What is quotient rule in calculus?

The Quotient Rule says that the derivative of a quotient is the denominator times the derivative of the numerator minus the numerator times the derivative of the denominator, all divided by the square of the denominator.

What is the formula for quotient?

What is the quotient formula? The general formula for any division problem is given by: Dividend ÷ Divisor = Quotient + Remainder.

Why do we use the quotient rule?

The quotient rule is the last of the main rules for calculating derivatives, and it primarily deals with what happens if you have a function divided by another function and you want to take the derivative of that.

When should I use quotient rule?

You want to use the quotient rule when you have one function divided by another function and you’re taking the derivative of that, such as u / v. And you can remember the quotient rule by remembering this little jingle: Lo d hi minus hi d low, all over the square of what’s below.

What is the quotient example?

Quotient is the answer obtained when we divide one number by another. For example, if we divide the number 6 by 3, we get the result as 2, which is the quotient.

What is the quotient of 2 3 and 6 7?

2/3 / 6/7 = 79 ≅ 0.7777778.

Why does quotient rule work?

The quotient rule is a method for differentiating problems where one function is divided by another. The premise is as follows: If two differentiable functions, f(x) and g(x), exist, then their quotient is also differentiable (i.e., the derivative of the quotient of these two functions also exists).

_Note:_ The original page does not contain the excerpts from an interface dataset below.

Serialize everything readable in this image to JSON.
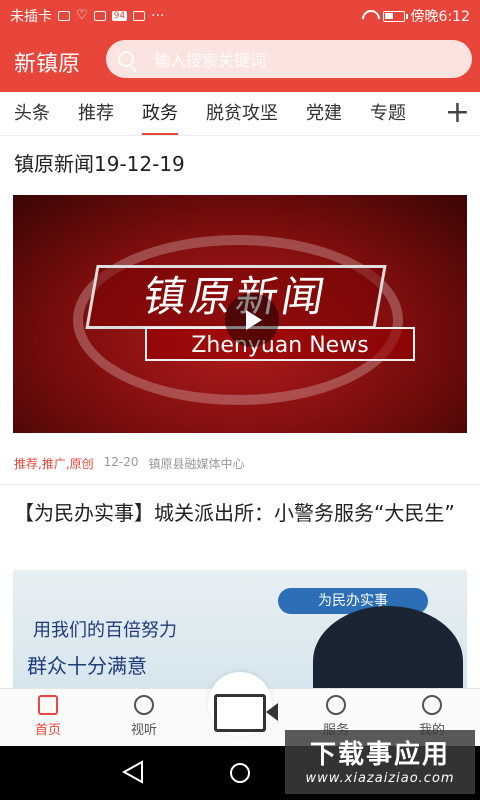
{
  "status_bar": {
    "carrier": "未插卡",
    "badge": "94",
    "more": "···",
    "time": "傍晚6:12"
  },
  "header": {
    "app_name": "新镇原",
    "search_placeholder": "输入搜索关键词"
  },
  "tabs": [
    {
      "label": "头条",
      "active": false
    },
    {
      "label": "推荐",
      "active": false
    },
    {
      "label": "政务",
      "active": true
    },
    {
      "label": "脱贫攻坚",
      "active": false
    },
    {
      "label": "党建",
      "active": false
    },
    {
      "label": "专题",
      "active": false
    }
  ],
  "tabs_more_label": "+",
  "articles": [
    {
      "title": "镇原新闻19-12-19",
      "thumb_text_cn": "镇原新闻",
      "thumb_text_en": "Zhenyuan News",
      "tags": "推荐,推广,原创",
      "date": "12-20",
      "source": "镇原县融媒体中心"
    },
    {
      "title": "【为民办实事】城关派出所：小警务服务“大民生”",
      "thumb_banner": "为民办实事",
      "thumb_text1": "用我们的百倍努力",
      "thumb_text2": "群众十分满意"
    }
  ],
  "bottom_nav": [
    {
      "label": "首页",
      "icon": "home-icon",
      "active": true
    },
    {
      "label": "视听",
      "icon": "play-circle-icon",
      "active": false
    },
    {
      "label": "服务",
      "icon": "heart-icon",
      "active": false
    },
    {
      "label": "我的",
      "icon": "user-icon",
      "active": false
    }
  ],
  "watermark": {
    "line1": "下载事应用",
    "line2": "www.xiazaiziao.com"
  },
  "colors": {
    "accent": "#e8453b"
  }
}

What is a difference quotient in calculus?

The Difference Quotient is an algebraic approach to the Derivative ( dx. dy. ) and is sometimes referred to as the. “Four Step Method.” It is a way to find the slope of a line tangent to some function f(x) at some point (x) on the function that is continuous at that (x).